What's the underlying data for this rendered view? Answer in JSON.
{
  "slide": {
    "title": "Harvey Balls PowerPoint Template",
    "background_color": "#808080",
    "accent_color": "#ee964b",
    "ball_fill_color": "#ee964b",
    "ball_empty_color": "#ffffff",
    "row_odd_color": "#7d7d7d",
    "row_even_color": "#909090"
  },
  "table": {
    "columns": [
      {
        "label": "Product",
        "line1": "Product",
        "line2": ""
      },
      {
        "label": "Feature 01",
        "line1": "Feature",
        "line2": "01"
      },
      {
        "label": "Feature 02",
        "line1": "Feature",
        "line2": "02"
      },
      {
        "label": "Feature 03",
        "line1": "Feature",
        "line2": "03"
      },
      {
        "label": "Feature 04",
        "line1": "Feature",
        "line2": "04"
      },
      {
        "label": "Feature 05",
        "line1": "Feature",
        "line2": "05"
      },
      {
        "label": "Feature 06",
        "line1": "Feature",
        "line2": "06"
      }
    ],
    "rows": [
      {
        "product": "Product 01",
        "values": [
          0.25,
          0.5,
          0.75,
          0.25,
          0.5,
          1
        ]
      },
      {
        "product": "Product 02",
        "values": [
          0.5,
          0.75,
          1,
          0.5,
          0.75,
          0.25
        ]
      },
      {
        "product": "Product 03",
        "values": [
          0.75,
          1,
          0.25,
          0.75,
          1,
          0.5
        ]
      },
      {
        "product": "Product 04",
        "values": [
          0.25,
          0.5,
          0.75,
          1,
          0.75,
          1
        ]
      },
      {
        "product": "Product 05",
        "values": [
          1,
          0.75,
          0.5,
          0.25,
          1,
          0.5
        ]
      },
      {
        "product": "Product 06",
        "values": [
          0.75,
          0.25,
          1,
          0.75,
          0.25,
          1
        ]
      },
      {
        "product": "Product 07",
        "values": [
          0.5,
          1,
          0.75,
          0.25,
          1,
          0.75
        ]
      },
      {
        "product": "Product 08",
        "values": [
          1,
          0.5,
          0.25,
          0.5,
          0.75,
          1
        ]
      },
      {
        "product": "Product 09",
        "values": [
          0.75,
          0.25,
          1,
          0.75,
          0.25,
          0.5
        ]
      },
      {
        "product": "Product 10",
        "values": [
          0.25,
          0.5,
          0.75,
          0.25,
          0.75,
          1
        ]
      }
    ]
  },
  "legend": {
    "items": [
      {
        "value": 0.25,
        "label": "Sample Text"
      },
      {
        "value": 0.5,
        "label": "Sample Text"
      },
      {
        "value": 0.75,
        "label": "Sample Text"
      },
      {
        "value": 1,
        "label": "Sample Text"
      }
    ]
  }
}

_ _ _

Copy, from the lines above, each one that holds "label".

Answer —
        "label": "Product",
        "label": "Feature 01",
        "label": "Feature 02",
        "label": "Feature 03",
        "label": "Feature 04",
        "label": "Feature 05",
        "label": "Feature 06",
        "label": "Sample Text"
        "label": "Sample Text"
        "label": "Sample Text"
        "label": "Sample Text"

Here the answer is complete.